___ EXCERPTED RECORDS ___

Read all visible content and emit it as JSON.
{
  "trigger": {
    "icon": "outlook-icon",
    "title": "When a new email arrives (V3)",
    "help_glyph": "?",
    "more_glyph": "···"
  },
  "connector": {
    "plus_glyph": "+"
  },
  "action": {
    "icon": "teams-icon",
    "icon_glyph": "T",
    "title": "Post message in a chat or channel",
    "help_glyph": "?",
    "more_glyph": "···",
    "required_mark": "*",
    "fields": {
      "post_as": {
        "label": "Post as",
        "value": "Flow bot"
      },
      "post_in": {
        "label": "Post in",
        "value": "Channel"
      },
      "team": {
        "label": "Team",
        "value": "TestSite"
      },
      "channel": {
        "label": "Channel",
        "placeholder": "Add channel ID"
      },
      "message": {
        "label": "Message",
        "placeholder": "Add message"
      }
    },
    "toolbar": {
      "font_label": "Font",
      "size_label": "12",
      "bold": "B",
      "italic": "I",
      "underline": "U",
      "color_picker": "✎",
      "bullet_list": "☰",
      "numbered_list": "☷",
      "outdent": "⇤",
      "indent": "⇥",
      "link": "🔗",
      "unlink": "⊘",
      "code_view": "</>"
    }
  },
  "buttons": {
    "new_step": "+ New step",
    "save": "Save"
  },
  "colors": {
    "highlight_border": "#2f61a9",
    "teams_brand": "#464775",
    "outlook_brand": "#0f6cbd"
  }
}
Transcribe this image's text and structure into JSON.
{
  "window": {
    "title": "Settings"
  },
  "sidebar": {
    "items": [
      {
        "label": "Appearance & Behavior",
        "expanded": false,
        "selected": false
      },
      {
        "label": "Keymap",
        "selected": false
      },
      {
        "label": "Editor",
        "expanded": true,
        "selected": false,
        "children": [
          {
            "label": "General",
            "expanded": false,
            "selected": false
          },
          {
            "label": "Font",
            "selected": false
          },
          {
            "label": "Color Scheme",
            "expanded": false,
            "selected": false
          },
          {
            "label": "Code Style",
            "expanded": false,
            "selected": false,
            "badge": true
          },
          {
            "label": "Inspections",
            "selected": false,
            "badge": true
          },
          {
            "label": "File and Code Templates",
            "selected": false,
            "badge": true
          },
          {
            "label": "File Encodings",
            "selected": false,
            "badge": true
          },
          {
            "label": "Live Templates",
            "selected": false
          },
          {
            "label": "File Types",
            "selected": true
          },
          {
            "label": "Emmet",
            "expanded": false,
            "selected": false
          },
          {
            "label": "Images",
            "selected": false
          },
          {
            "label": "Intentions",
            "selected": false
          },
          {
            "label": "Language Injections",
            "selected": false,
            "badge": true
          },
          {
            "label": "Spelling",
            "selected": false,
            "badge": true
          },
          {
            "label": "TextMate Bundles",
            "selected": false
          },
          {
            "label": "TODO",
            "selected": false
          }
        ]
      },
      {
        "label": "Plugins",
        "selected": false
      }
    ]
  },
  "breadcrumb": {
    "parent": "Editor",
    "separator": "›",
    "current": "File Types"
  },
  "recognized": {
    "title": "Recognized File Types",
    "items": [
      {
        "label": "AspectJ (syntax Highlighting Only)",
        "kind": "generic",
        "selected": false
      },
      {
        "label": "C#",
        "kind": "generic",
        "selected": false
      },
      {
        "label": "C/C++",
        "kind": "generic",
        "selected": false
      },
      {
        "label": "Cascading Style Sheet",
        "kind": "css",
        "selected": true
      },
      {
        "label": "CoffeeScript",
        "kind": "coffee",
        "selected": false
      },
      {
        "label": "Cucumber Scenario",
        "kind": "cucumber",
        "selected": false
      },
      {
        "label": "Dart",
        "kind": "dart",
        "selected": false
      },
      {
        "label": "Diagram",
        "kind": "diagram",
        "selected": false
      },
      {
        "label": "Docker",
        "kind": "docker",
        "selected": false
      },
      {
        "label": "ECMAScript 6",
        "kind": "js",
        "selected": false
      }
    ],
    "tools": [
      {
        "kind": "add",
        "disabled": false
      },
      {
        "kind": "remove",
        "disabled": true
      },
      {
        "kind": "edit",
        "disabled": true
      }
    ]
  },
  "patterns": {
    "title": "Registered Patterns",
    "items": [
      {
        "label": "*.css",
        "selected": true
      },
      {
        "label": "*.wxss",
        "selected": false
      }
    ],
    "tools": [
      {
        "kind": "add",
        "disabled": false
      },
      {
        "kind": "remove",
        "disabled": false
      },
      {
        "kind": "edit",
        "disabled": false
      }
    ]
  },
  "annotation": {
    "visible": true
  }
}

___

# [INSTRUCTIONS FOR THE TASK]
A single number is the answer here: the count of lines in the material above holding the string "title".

# [EXERCISE OUTPUT]
5